The seven step vocabulary process can be used in any subject, at any time. You can do all seven steps, or you can choose to do just some of them. In my classroom, I do the entire process at the start of a unit with the critical academic words. It has really increased scores for my students!
The first step is to say the word and show it to the students. The students then repeat the word back to me. We repeat this step three times. I like to have the kids repeat it in unison so students that have a hard time with pronunciation aren't nervous. This step helps to link the pronunciation and print version of the word for students.
The next step is to show the word in a sentence and read it aloud to the students. In this step, the students do not have to repeat or use it themselves. They just observe the sentence in print and the teacher using it orally. This step gives context to the word so students can begin to understand how to use it.
This step is where the definition starts to make sense. Here, the teacher explains the meaning of the word in a kid friendly way. You can use simple language, props, hand movements, or pictures to fully convey the meaning of the word. I also generally use it in a sentence with day-to-day context for the kiddos to really start to get the meaning.

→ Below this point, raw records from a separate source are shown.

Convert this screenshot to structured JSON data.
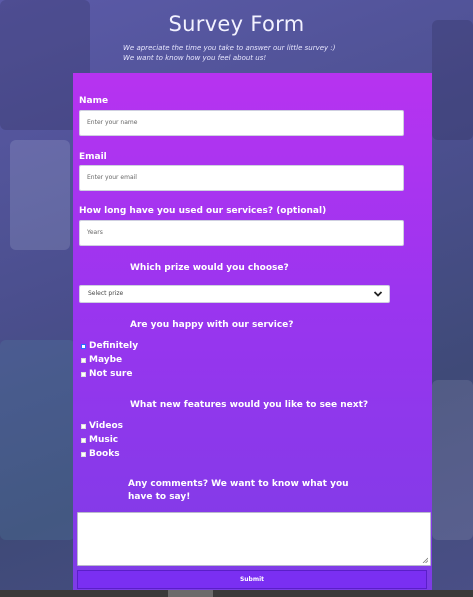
{
  "header": {
    "title": "Survey Form",
    "description_line1": "We apreciate the time you take to answer our little survey :)",
    "description_line2": "We want to know how you feel about us!"
  },
  "form": {
    "name": {
      "label": "Name",
      "placeholder": "Enter your name"
    },
    "email": {
      "label": "Email",
      "placeholder": "Enter your email"
    },
    "years": {
      "label": "How long have you used our services? (optional)",
      "placeholder": "Years"
    },
    "prize": {
      "label": "Which prize would you choose?",
      "selected": "Select prize"
    },
    "happy": {
      "label": "Are you happy with our service?",
      "options": [
        "Definitely",
        "Maybe",
        "Not sure"
      ]
    },
    "features": {
      "label": "What new features would you like to see next?",
      "options": [
        "Videos",
        "Music",
        "Books"
      ]
    },
    "comments": {
      "label": "Any comments? We want to know what you have to say!"
    },
    "submit_label": "Submit"
  },
  "colors": {
    "panel_top": "#b733f0",
    "panel_bottom": "#7d3ce6",
    "submit": "#7a2ff2"
  }
}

This step is where the "tricky" parts of the word are pointed out. This could be multiple meanings, words with non-standard spelling, homonyms, grammatical variations, or false cognates. In this step, you can also point out the language cognate if you know it or are able to find it. A great source for looking up cognates is The Cognatarium.

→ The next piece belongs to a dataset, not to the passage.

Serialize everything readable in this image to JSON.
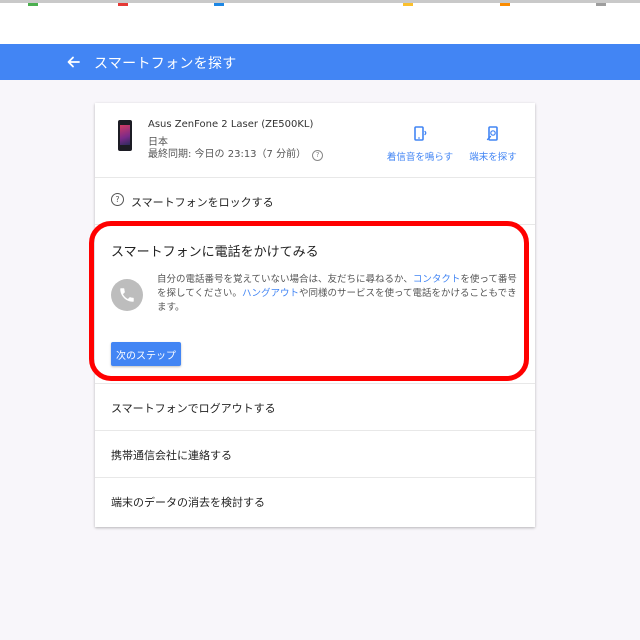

This is the step where the kiddos start to "own" the words. They participate in a think-pair-share to use the word in context 10 - 12 times each. The teacher provides an example and a sentence stem first. If the word was environment she may say "One part of the environment I care about is _____." The students would then repeat this sentence frame with a partner, filling in the blank differently each time. The sentence frame is posted on the board.
It sounds like SO MUCH but once it has been done a few times, the kiddos really get into a routine. You should only spend about 2 minutes on each word, and complete 3 - 5 words per lesson. It is worth it- I swear! Since it's hard to visualize without an example, I've made one for you below.
Step one: Have the kids repeat it after you three times.
Step six: Just a note on this step- with higher level ELE students I may give a two part sentence frame, such as "Sometimes I analyze ___________ because ___________."
So, there it is. I know it seems like a lot, but give it a shot! I have noticed a big difference in my student's learning since I started using this process in my teaching.